(AVAILABLE RECORDS begins)

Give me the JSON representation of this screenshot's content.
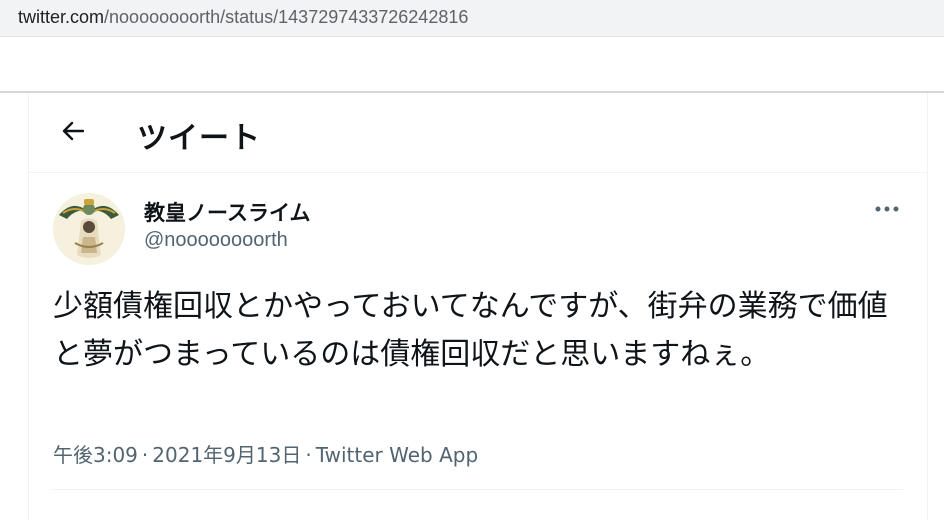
{
  "browser": {
    "url_host": "twitter.com",
    "url_path": "/noooooooorth/status/1437297433726242816"
  },
  "header": {
    "back_icon": "back-arrow-icon",
    "title": "ツイート"
  },
  "tweet": {
    "display_name": "教皇ノースライム",
    "handle": "@noooooooorth",
    "more_icon": "more-dots-icon",
    "text": "少額債権回収とかやっておいてなんですが、街弁の業務で価値と夢がつまっているのは債権回収だと思いますねぇ。",
    "time": "午後3:09",
    "separator": "·",
    "date": "2021年9月13日",
    "source": "Twitter Web App"
  },
  "colors": {
    "text_primary": "#0f1419",
    "text_secondary": "#536471",
    "border": "#eff3f4"
  }
}
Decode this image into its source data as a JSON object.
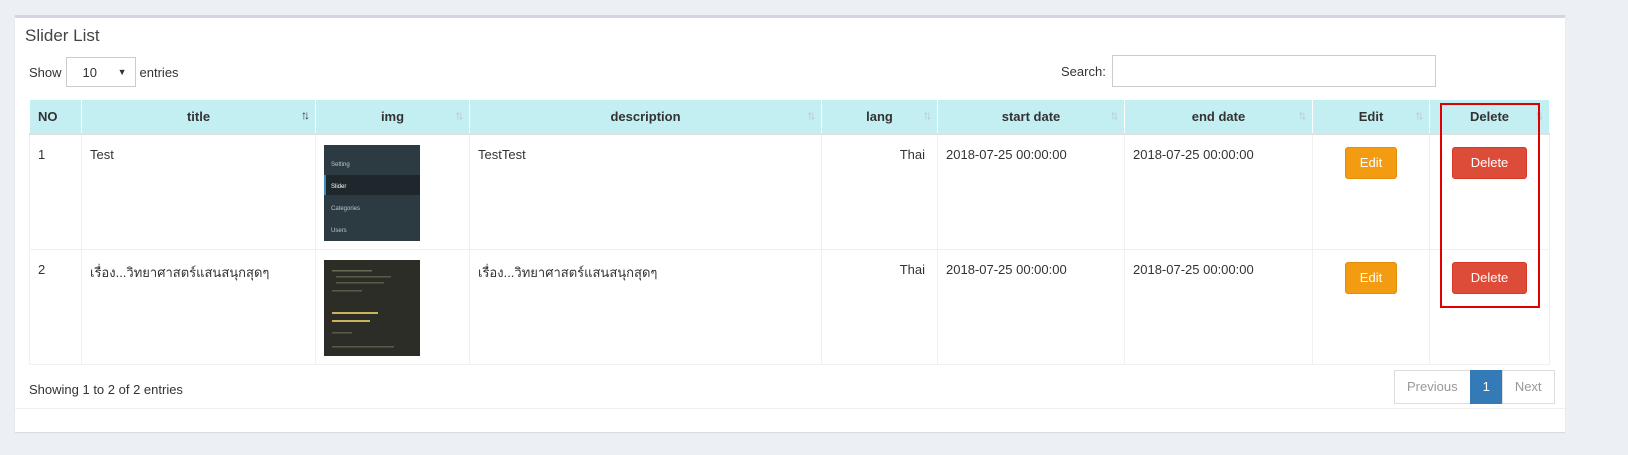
{
  "box": {
    "title": "Slider List"
  },
  "length": {
    "show_label": "Show",
    "value": "10",
    "entries_label": "entries"
  },
  "search": {
    "label": "Search:",
    "value": "",
    "placeholder": ""
  },
  "table": {
    "columns": [
      "NO",
      "title",
      "img",
      "description",
      "lang",
      "start date",
      "end date",
      "Edit",
      "Delete"
    ],
    "rows": [
      {
        "no": "1",
        "title": "Test",
        "img_icon": "sidebar-menu-screenshot-thumbnail",
        "img_lines": [
          "Setting",
          "Slider",
          "Categories",
          "Users"
        ],
        "description": "TestTest",
        "lang": "Thai",
        "start": "2018-07-25 00:00:00",
        "end": "2018-07-25 00:00:00",
        "edit": "Edit",
        "delete": "Delete"
      },
      {
        "no": "2",
        "title": "เรื่อง...วิทยาศาสตร์แสนสนุกสุดๆ",
        "img_icon": "code-editor-screenshot-thumbnail",
        "description": "เรื่อง...วิทยาศาสตร์แสนสนุกสุดๆ",
        "lang": "Thai",
        "start": "2018-07-25 00:00:00",
        "end": "2018-07-25 00:00:00",
        "edit": "Edit",
        "delete": "Delete"
      }
    ]
  },
  "footer": {
    "info": "Showing 1 to 2 of 2 entries"
  },
  "pagination": {
    "previous": "Previous",
    "current": "1",
    "next": "Next"
  },
  "colors": {
    "header_bg": "#c3eef2",
    "edit": "#f39c12",
    "delete": "#dd4b39",
    "highlight": "#e00000",
    "page_active": "#337ab7"
  }
}
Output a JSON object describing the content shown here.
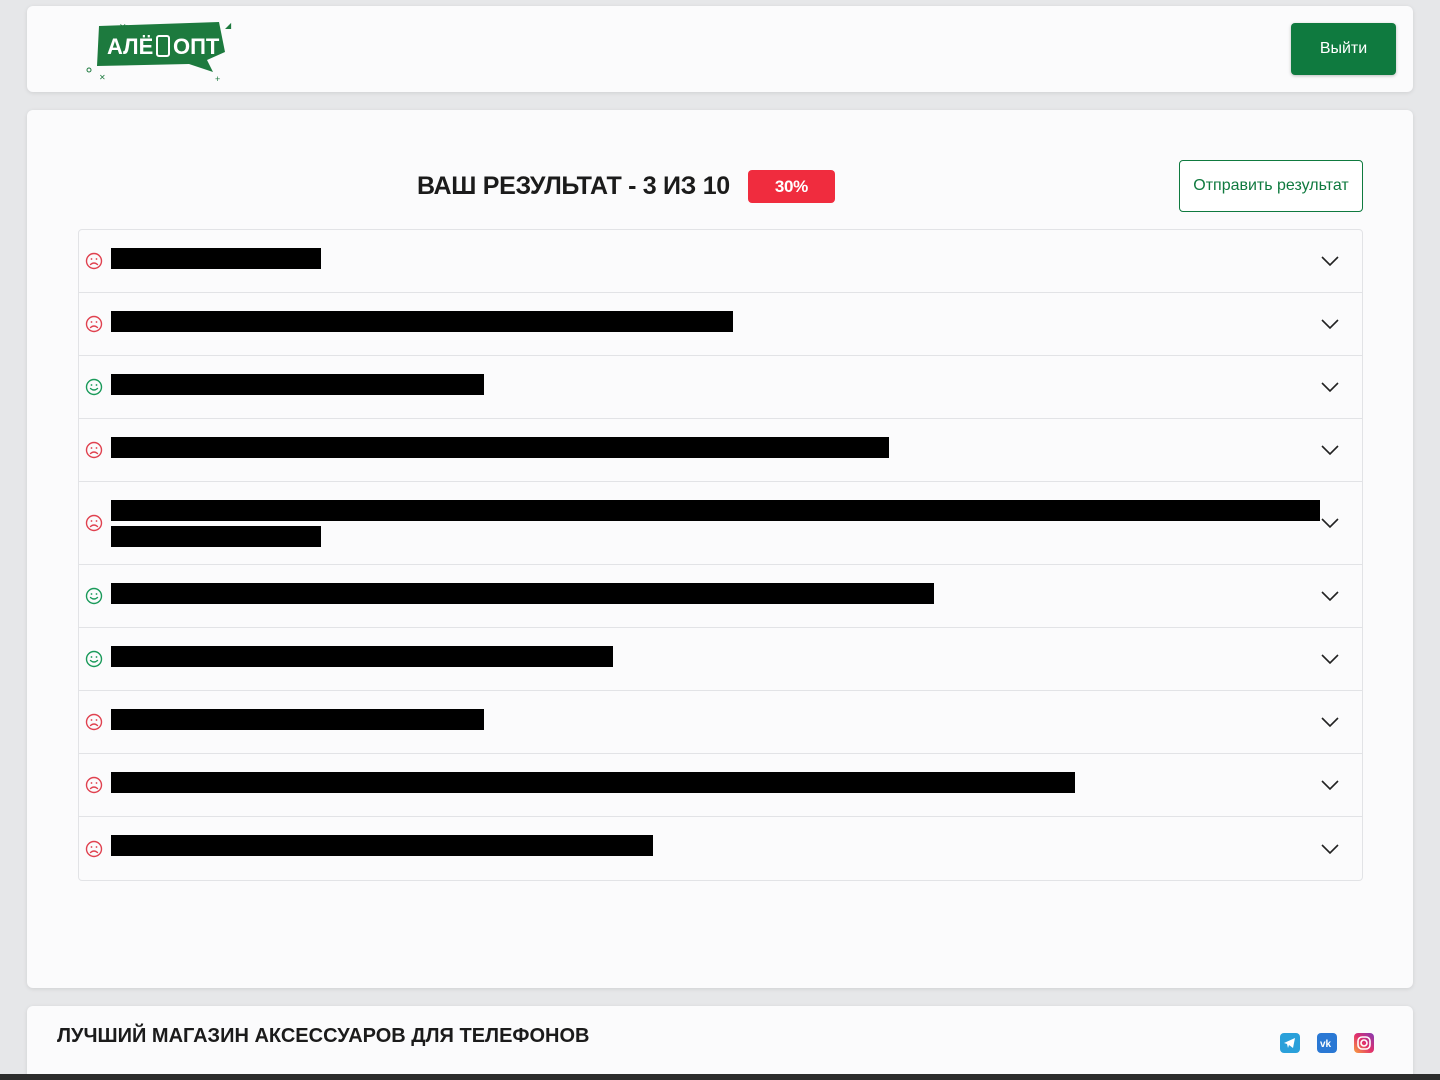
{
  "header": {
    "logo_text": "АЛЁ ОПТ",
    "logout_label": "Выйти"
  },
  "result": {
    "title": "ВАШ РЕЗУЛЬТАТ - 3 ИЗ 10",
    "score": 3,
    "total": 10,
    "percent_label": "30%",
    "send_label": "Отправить результат"
  },
  "questions": [
    {
      "status": "wrong",
      "redacted": true
    },
    {
      "status": "wrong",
      "redacted": true
    },
    {
      "status": "correct",
      "redacted": true
    },
    {
      "status": "wrong",
      "redacted": true
    },
    {
      "status": "wrong",
      "redacted": true
    },
    {
      "status": "correct",
      "redacted": true
    },
    {
      "status": "correct",
      "redacted": true
    },
    {
      "status": "wrong",
      "redacted": true
    },
    {
      "status": "wrong",
      "redacted": true
    },
    {
      "status": "wrong",
      "redacted": true
    }
  ],
  "footer": {
    "title": "ЛУЧШИЙ МАГАЗИН АКСЕССУАРОВ ДЛЯ ТЕЛЕФОНОВ",
    "social": [
      "telegram-icon",
      "vk-icon",
      "instagram-icon"
    ]
  },
  "colors": {
    "brand_green": "#0f7a3f",
    "badge_red": "#f02c3e",
    "wrong_icon": "#e0414f",
    "correct_icon": "#1a9a5a"
  }
}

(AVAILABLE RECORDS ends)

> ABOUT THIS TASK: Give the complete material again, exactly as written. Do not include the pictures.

> ANSWER TO THE PROBLEM:
Give me the JSON representation of this screenshot's content.
{
  "browser": {
    "url_host": "twitter.com",
    "url_path": "/noooooooorth/status/1437297433726242816"
  },
  "header": {
    "back_icon": "back-arrow-icon",
    "title": "ツイート"
  },
  "tweet": {
    "display_name": "教皇ノースライム",
    "handle": "@noooooooorth",
    "more_icon": "more-dots-icon",
    "text": "少額債権回収とかやっておいてなんですが、街弁の業務で価値と夢がつまっているのは債権回収だと思いますねぇ。",
    "time": "午後3:09",
    "separator": "·",
    "date": "2021年9月13日",
    "source": "Twitter Web App"
  },
  "colors": {
    "text_primary": "#0f1419",
    "text_secondary": "#536471",
    "border": "#eff3f4"
  }
}
Decode this image into its source data as a JSON object.
{
  "box": {
    "title": "Slider List"
  },
  "length": {
    "show_label": "Show",
    "value": "10",
    "entries_label": "entries"
  },
  "search": {
    "label": "Search:",
    "value": "",
    "placeholder": ""
  },
  "table": {
    "columns": [
      "NO",
      "title",
      "img",
      "description",
      "lang",
      "start date",
      "end date",
      "Edit",
      "Delete"
    ],
    "rows": [
      {
        "no": "1",
        "title": "Test",
        "img_icon": "sidebar-menu-screenshot-thumbnail",
        "img_lines": [
          "Setting",
          "Slider",
          "Categories",
          "Users"
        ],
        "description": "TestTest",
        "lang": "Thai",
        "start": "2018-07-25 00:00:00",
        "end": "2018-07-25 00:00:00",
        "edit": "Edit",
        "delete": "Delete"
      },
      {
        "no": "2",
        "title": "เรื่อง...วิทยาศาสตร์แสนสนุกสุดๆ",
        "img_icon": "code-editor-screenshot-thumbnail",
        "description": "เรื่อง...วิทยาศาสตร์แสนสนุกสุดๆ",
        "lang": "Thai",
        "start": "2018-07-25 00:00:00",
        "end": "2018-07-25 00:00:00",
        "edit": "Edit",
        "delete": "Delete"
      }
    ]
  },
  "footer": {
    "info": "Showing 1 to 2 of 2 entries"
  },
  "pagination": {
    "previous": "Previous",
    "current": "1",
    "next": "Next"
  },
  "colors": {
    "header_bg": "#c3eef2",
    "edit": "#f39c12",
    "delete": "#dd4b39",
    "highlight": "#e00000",
    "page_active": "#337ab7"
  }
}
Output a JSON object describing the content shown here.
{
  "header": {
    "logo_text": "АЛЁ ОПТ",
    "logout_label": "Выйти"
  },
  "result": {
    "title": "ВАШ РЕЗУЛЬТАТ - 3 ИЗ 10",
    "score": 3,
    "total": 10,
    "percent_label": "30%",
    "send_label": "Отправить результат"
  },
  "questions": [
    {
      "status": "wrong",
      "redacted": true
    },
    {
      "status": "wrong",
      "redacted": true
    },
    {
      "status": "correct",
      "redacted": true
    },
    {
      "status": "wrong",
      "redacted": true
    },
    {
      "status": "wrong",
      "redacted": true
    },
    {
      "status": "correct",
      "redacted": true
    },
    {
      "status": "correct",
      "redacted": true
    },
    {
      "status": "wrong",
      "redacted": true
    },
    {
      "status": "wrong",
      "redacted": true
    },
    {
      "status": "wrong",
      "redacted": true
    }
  ],
  "footer": {
    "title": "ЛУЧШИЙ МАГАЗИН АКСЕССУАРОВ ДЛЯ ТЕЛЕФОНОВ",
    "social": [
      "telegram-icon",
      "vk-icon",
      "instagram-icon"
    ]
  },
  "colors": {
    "brand_green": "#0f7a3f",
    "badge_red": "#f02c3e",
    "wrong_icon": "#e0414f",
    "correct_icon": "#1a9a5a"
  }
}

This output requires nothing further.